Plný text je přístupný pouze z počítačů Ostravské univerzity
Gulf Coast Breeze [LCCN: sn95047266] was published in Crawfordville, Florida from 1897 through, it is believed, 1928. The newspaper’s first editor/publisher was R. Don McLeod. Later editors were Herbert S. Moore (ca. 1915) and C.K. Allen (ca. 1920). As was typical of most Florida newspapers in this period, it maintained a Democratic affiliation. The Gulf Coast Breeze served Wakulla County and its environs. Crawfordville’s population during this period hovered at 200 souls; the county grew from 3,000 to 7,000 during the paper’s existence. The paper’s masthead proclaimed "For the People." Crawfordville was and remains (ca. 2008) the seat of county government in Wakulla County (FL). It continues (ca. 2008) to bear the distinction as Florida’s only unincorporated seat of county government. Wakulla County is approximately 20 miles south of the state’s capital, Tallahassee. It remained overwhelmingly rural until only recently, in the last quarter of the 20th century. Even today, while densely populated, it remains largely lacking urban centers. An examination of the first issue reveals a rousing smorgasbord of local and international news. Local news covered the everyday and the curious. Among the curious: the taking of a prodigiously large gopher turtle at more than fifty pounds, and, a local minister’s wife almost crushed a la Anna Karenina by a local train.
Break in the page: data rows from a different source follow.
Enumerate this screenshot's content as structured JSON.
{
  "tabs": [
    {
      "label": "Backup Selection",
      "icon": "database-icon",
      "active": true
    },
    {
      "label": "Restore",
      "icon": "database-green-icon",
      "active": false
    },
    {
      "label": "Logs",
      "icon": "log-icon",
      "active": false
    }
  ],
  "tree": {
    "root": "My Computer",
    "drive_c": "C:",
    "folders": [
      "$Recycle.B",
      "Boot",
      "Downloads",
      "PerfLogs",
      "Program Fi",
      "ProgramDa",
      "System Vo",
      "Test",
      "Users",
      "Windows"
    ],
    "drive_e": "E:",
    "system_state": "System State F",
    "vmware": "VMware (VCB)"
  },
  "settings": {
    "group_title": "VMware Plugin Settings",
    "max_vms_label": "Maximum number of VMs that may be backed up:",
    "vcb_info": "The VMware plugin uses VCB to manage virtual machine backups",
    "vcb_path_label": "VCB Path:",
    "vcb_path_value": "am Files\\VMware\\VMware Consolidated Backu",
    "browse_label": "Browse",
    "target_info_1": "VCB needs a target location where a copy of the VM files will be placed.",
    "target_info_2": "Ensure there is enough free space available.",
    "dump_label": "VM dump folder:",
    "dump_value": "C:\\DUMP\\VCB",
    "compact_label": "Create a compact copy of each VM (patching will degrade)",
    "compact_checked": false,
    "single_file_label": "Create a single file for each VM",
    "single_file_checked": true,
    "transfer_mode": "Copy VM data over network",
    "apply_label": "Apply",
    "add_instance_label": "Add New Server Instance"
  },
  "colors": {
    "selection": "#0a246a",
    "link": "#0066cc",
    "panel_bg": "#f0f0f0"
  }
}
International news, as well, covered the ordinary and occasionally the extra-ordinary, e.g., a jingoist editorial inveighing against the Muslim Turks (i.e., the Ottoman Empire) during and following World War I. The Ottoman Empire had been particularly chaotic during the latter life of the Gulf Coast Breeze.--E. Kesse, University of Florida Digital Library Center..